Banco Espirito Santo SA’s subordinated bonds dropped to the lowest in more than a week and its shares fell after a Portuguese newspaper said the lender will report the nation’s biggest-ever banking loss tomorrow.
The Lisbon-based lender’s 750 million euros ($1 billion) of 7.125 percent subordinated bonds fell 7.5 cents on the euro to 78.7 cents, to yield 10.6 percent, according to data compiled by Bloomberg. The shares declined 10.6 percent to 39 euro cents at 4:40 p.m in Lisbon.
The bank will post a first-half loss of about 3 billion euros when it publishes its results after markets close, Expresso reported, without saying how it obtained the information.
A loss of that size would consume the 2.1 billion euros of capital the lender holds above the regulatory minimum and force it to raise new funds or risk impairing bondholders, according to John Raymond, an analyst at CreditSights Inc. in London.
“If they report that kind of a loss, then they have to report some kind of a solution at the same time,” Raymond said in a telephone interview. “Unless they can find a fully private-sector solution, then the subordinated debt is in trouble.”
The bank canceled this week’s meeting with shareholders, citing the decision of an affiliated company, Espirito Santo Financial Group SA, to seek protection from creditors.

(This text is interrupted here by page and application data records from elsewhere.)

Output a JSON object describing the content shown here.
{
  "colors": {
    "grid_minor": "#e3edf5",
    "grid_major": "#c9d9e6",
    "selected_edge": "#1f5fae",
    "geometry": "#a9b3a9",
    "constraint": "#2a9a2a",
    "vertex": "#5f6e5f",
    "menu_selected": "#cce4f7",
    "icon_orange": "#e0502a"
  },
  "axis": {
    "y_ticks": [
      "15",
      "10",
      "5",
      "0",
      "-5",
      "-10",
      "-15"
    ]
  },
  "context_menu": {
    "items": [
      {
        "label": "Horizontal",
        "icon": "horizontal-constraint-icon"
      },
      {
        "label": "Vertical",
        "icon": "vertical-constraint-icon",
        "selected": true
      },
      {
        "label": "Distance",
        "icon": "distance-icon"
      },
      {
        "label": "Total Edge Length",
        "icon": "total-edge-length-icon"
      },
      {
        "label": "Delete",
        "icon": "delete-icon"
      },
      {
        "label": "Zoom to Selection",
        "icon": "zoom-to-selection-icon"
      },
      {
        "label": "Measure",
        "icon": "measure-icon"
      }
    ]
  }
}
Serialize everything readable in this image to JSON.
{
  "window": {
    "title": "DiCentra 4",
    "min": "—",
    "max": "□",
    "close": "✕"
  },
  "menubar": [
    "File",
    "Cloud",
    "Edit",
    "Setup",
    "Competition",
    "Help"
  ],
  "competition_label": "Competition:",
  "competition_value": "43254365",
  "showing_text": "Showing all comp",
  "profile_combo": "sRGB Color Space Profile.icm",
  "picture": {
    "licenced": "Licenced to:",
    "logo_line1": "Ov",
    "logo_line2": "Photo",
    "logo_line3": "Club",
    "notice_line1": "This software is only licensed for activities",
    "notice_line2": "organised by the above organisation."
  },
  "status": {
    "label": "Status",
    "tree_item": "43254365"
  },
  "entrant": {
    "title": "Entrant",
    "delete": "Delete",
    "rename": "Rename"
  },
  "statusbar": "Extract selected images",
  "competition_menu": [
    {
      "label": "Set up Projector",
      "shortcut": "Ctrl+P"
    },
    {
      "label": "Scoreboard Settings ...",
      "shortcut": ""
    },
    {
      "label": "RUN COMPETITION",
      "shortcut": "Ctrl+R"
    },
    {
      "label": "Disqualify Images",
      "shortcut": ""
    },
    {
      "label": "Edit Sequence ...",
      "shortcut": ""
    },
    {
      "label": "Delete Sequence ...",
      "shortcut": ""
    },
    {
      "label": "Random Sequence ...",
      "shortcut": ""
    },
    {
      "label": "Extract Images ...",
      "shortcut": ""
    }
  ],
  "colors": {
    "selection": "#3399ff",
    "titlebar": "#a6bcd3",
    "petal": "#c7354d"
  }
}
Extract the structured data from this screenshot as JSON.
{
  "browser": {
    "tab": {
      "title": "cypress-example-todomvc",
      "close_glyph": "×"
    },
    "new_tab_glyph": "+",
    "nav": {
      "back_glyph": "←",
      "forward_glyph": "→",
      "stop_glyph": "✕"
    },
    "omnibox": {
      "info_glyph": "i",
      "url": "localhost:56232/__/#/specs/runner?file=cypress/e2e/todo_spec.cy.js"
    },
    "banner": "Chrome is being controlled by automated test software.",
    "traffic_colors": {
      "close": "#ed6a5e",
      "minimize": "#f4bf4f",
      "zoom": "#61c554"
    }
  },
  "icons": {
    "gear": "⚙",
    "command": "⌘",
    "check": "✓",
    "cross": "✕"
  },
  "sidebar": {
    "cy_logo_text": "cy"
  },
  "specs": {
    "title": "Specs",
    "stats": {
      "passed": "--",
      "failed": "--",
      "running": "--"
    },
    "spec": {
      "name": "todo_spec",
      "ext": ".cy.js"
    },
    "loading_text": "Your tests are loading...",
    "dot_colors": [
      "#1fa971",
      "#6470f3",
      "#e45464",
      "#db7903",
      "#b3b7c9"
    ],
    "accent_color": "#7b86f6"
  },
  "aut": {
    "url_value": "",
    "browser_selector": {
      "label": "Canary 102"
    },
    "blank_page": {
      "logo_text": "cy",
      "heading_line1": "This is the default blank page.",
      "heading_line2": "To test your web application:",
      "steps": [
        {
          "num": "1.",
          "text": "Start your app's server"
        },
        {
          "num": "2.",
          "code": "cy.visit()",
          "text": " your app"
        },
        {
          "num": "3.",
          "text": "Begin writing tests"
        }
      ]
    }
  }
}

Shareholders were set to vote to confirm appointments by the board July 14.
The cancellation of the meeting doesn’t affect the “legitimacy” of the appointments, which will be ratified at a later date, Paulo Tome, spokesman for Banco Espirito Santo, said by telephone. He declined to comment on the Expresso report.
The lender’s stock has slumped more than 40 percent this month, after three companies in the Espirito Santo group requested protection from creditors following missed short-term note payments at two of the units. Portuguese Central Bank Governor Carlos Costa has sought to reassure depositors and investors that Banco Espirito Santo can withstand losses stemming from the group’s difficulties, saying yesterday that new investors will be found.
Several entities have expressed interest in taking a stake in the bank, which indicates it can raise capital, the Bank of Portugal said in an e-mailed statement yesterday. If that isn’t possible, then the government has funds for bank recapitalization left over from its international bailout in 2011, it said in the statement.
Luxembourg’s commercial court today said it accepted the requests from Grupo Espirito Santo’s Rioforte Investments SA and Espirito Santo Financial Group, or ESFG, to seek protection from creditors. The court on July 22 said it accepted Espirito Santo International SA’s request.
Espirito Santo International fully owns Rioforte, which owns 100 percent of Espirito Santo Irmaos SGPS SA. That company owns 49 percent of ESFG, which owns a 20.1 percent stake in Banco Espirito Santo. Grupo Espirito Santo includes businesses linked to the Espirito Santo family, descendants of the bank’s founder.
Banco Espirito Santo on July 10 said it has exposure of 1.18 billion euros to companies of Grupo Espirito Santo through loans, securities and other items, and is waiting for the release of that group’s restructuring plan to assess any potential losses.
The Portuguese lender has picked Deutsche Bank AG to provide advice about how to strengthen its balance sheet. Banco Espirito Santo last month raised 1.04 billion euros in a rights offering, its second capital increase in two years.
Even after losing about 60 percent of its value since the start of June, Banco Espirito Santo is the nation’s second-largest lender by market value after Banco Comercial Portugues SA.